Data records for software interfaces:

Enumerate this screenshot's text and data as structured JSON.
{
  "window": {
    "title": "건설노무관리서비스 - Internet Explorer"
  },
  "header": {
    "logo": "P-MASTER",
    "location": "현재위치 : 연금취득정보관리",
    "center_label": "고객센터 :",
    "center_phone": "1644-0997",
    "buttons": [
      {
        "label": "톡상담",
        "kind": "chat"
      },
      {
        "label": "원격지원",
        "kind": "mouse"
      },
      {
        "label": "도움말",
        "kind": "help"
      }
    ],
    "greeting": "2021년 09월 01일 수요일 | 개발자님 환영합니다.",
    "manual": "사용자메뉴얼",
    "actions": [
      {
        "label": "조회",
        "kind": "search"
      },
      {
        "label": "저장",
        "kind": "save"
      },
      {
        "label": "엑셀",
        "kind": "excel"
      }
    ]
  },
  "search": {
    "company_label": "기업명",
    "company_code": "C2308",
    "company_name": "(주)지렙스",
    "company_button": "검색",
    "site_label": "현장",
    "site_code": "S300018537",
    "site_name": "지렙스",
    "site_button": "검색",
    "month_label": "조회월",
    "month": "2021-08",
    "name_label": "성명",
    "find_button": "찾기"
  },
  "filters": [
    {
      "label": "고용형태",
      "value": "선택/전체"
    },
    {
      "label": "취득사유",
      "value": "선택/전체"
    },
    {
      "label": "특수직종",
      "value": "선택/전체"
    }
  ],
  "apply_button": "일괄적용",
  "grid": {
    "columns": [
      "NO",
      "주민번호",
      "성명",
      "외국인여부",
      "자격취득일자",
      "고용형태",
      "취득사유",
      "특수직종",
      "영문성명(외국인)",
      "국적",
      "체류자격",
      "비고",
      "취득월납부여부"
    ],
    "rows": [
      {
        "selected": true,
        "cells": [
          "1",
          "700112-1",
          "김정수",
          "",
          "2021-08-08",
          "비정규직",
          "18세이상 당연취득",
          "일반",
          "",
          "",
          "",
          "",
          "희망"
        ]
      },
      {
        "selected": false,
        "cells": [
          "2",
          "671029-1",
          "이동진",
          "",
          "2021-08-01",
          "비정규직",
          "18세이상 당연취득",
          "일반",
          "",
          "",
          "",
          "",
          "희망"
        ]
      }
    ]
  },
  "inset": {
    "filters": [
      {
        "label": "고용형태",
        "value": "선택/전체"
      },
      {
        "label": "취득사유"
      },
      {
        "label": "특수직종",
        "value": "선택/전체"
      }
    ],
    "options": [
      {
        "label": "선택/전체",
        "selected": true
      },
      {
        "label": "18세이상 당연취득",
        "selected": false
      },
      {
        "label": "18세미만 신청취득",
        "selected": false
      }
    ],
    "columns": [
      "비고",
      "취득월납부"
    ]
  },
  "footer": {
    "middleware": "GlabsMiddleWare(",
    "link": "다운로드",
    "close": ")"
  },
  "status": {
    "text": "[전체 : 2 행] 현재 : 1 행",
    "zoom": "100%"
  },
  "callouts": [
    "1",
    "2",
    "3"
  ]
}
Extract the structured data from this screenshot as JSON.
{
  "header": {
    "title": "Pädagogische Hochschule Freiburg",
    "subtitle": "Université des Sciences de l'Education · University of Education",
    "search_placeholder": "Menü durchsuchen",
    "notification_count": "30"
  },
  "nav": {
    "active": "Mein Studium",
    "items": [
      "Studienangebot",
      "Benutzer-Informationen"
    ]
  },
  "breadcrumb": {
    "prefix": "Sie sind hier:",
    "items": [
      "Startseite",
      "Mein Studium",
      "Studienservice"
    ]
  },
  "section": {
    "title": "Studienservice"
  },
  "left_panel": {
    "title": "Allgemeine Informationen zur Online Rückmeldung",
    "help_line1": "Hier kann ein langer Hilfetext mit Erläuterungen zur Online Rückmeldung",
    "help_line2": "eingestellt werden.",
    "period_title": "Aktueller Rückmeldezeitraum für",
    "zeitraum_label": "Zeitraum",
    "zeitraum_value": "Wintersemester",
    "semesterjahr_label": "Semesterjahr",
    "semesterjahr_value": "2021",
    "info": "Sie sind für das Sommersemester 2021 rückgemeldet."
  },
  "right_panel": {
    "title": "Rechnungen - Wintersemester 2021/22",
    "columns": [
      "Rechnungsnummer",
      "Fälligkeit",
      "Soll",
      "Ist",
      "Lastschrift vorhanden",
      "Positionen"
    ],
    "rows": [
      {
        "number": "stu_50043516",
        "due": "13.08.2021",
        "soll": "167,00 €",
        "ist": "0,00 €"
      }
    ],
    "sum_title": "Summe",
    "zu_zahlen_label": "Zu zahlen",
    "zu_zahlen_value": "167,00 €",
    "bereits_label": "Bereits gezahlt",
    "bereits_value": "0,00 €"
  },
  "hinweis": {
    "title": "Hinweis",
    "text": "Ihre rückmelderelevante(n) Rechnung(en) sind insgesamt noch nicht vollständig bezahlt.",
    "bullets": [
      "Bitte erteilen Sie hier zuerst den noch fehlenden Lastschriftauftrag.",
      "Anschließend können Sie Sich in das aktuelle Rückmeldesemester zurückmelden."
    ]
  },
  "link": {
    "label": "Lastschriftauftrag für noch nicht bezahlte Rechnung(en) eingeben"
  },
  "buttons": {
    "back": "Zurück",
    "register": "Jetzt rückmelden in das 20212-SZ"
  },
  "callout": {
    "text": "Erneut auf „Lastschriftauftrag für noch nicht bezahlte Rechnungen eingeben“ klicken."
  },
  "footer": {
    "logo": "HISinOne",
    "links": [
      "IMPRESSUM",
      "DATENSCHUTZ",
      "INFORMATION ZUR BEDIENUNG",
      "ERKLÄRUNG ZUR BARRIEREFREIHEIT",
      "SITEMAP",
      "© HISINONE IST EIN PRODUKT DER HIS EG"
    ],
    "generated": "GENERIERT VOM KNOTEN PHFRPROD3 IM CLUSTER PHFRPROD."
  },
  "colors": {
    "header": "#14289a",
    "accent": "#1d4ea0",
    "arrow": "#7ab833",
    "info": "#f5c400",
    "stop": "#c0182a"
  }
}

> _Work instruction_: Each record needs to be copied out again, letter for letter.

> _Output_:
Enumerate this screenshot's text and data as structured JSON.
{
  "window": {
    "title": "건설노무관리서비스 - Internet Explorer"
  },
  "header": {
    "logo": "P-MASTER",
    "location": "현재위치 : 연금취득정보관리",
    "center_label": "고객센터 :",
    "center_phone": "1644-0997",
    "buttons": [
      {
        "label": "톡상담",
        "kind": "chat"
      },
      {
        "label": "원격지원",
        "kind": "mouse"
      },
      {
        "label": "도움말",
        "kind": "help"
      }
    ],
    "greeting": "2021년 09월 01일 수요일 | 개발자님 환영합니다.",
    "manual": "사용자메뉴얼",
    "actions": [
      {
        "label": "조회",
        "kind": "search"
      },
      {
        "label": "저장",
        "kind": "save"
      },
      {
        "label": "엑셀",
        "kind": "excel"
      }
    ]
  },
  "search": {
    "company_label": "기업명",
    "company_code": "C2308",
    "company_name": "(주)지렙스",
    "company_button": "검색",
    "site_label": "현장",
    "site_code": "S300018537",
    "site_name": "지렙스",
    "site_button": "검색",
    "month_label": "조회월",
    "month": "2021-08",
    "name_label": "성명",
    "find_button": "찾기"
  },
  "filters": [
    {
      "label": "고용형태",
      "value": "선택/전체"
    },
    {
      "label": "취득사유",
      "value": "선택/전체"
    },
    {
      "label": "특수직종",
      "value": "선택/전체"
    }
  ],
  "apply_button": "일괄적용",
  "grid": {
    "columns": [
      "NO",
      "주민번호",
      "성명",
      "외국인여부",
      "자격취득일자",
      "고용형태",
      "취득사유",
      "특수직종",
      "영문성명(외국인)",
      "국적",
      "체류자격",
      "비고",
      "취득월납부여부"
    ],
    "rows": [
      {
        "selected": true,
        "cells": [
          "1",
          "700112-1",
          "김정수",
          "",
          "2021-08-08",
          "비정규직",
          "18세이상 당연취득",
          "일반",
          "",
          "",
          "",
          "",
          "희망"
        ]
      },
      {
        "selected": false,
        "cells": [
          "2",
          "671029-1",
          "이동진",
          "",
          "2021-08-01",
          "비정규직",
          "18세이상 당연취득",
          "일반",
          "",
          "",
          "",
          "",
          "희망"
        ]
      }
    ]
  },
  "inset": {
    "filters": [
      {
        "label": "고용형태",
        "value": "선택/전체"
      },
      {
        "label": "취득사유"
      },
      {
        "label": "특수직종",
        "value": "선택/전체"
      }
    ],
    "options": [
      {
        "label": "선택/전체",
        "selected": true
      },
      {
        "label": "18세이상 당연취득",
        "selected": false
      },
      {
        "label": "18세미만 신청취득",
        "selected": false
      }
    ],
    "columns": [
      "비고",
      "취득월납부"
    ]
  },
  "footer": {
    "middleware": "GlabsMiddleWare(",
    "link": "다운로드",
    "close": ")"
  },
  "status": {
    "text": "[전체 : 2 행] 현재 : 1 행",
    "zoom": "100%"
  },
  "callouts": [
    "1",
    "2",
    "3"
  ]
}
Extract the structured data from this screenshot as JSON.
{
  "header": {
    "title": "Pädagogische Hochschule Freiburg",
    "subtitle": "Université des Sciences de l'Education · University of Education",
    "search_placeholder": "Menü durchsuchen",
    "notification_count": "30"
  },
  "nav": {
    "active": "Mein Studium",
    "items": [
      "Studienangebot",
      "Benutzer-Informationen"
    ]
  },
  "breadcrumb": {
    "prefix": "Sie sind hier:",
    "items": [
      "Startseite",
      "Mein Studium",
      "Studienservice"
    ]
  },
  "section": {
    "title": "Studienservice"
  },
  "left_panel": {
    "title": "Allgemeine Informationen zur Online Rückmeldung",
    "help_line1": "Hier kann ein langer Hilfetext mit Erläuterungen zur Online Rückmeldung",
    "help_line2": "eingestellt werden.",
    "period_title": "Aktueller Rückmeldezeitraum für",
    "zeitraum_label": "Zeitraum",
    "zeitraum_value": "Wintersemester",
    "semesterjahr_label": "Semesterjahr",
    "semesterjahr_value": "2021",
    "info": "Sie sind für das Sommersemester 2021 rückgemeldet."
  },
  "right_panel": {
    "title": "Rechnungen - Wintersemester 2021/22",
    "columns": [
      "Rechnungsnummer",
      "Fälligkeit",
      "Soll",
      "Ist",
      "Lastschrift vorhanden",
      "Positionen"
    ],
    "rows": [
      {
        "number": "stu_50043516",
        "due": "13.08.2021",
        "soll": "167,00 €",
        "ist": "0,00 €"
      }
    ],
    "sum_title": "Summe",
    "zu_zahlen_label": "Zu zahlen",
    "zu_zahlen_value": "167,00 €",
    "bereits_label": "Bereits gezahlt",
    "bereits_value": "0,00 €"
  },
  "hinweis": {
    "title": "Hinweis",
    "text": "Ihre rückmelderelevante(n) Rechnung(en) sind insgesamt noch nicht vollständig bezahlt.",
    "bullets": [
      "Bitte erteilen Sie hier zuerst den noch fehlenden Lastschriftauftrag.",
      "Anschließend können Sie Sich in das aktuelle Rückmeldesemester zurückmelden."
    ]
  },
  "link": {
    "label": "Lastschriftauftrag für noch nicht bezahlte Rechnung(en) eingeben"
  },
  "buttons": {
    "back": "Zurück",
    "register": "Jetzt rückmelden in das 20212-SZ"
  },
  "callout": {
    "text": "Erneut auf „Lastschriftauftrag für noch nicht bezahlte Rechnungen eingeben“ klicken."
  },
  "footer": {
    "logo": "HISinOne",
    "links": [
      "IMPRESSUM",
      "DATENSCHUTZ",
      "INFORMATION ZUR BEDIENUNG",
      "ERKLÄRUNG ZUR BARRIEREFREIHEIT",
      "SITEMAP",
      "© HISINONE IST EIN PRODUKT DER HIS EG"
    ],
    "generated": "GENERIERT VOM KNOTEN PHFRPROD3 IM CLUSTER PHFRPROD."
  },
  "colors": {
    "header": "#14289a",
    "accent": "#1d4ea0",
    "arrow": "#7ab833",
    "info": "#f5c400",
    "stop": "#c0182a"
  }
}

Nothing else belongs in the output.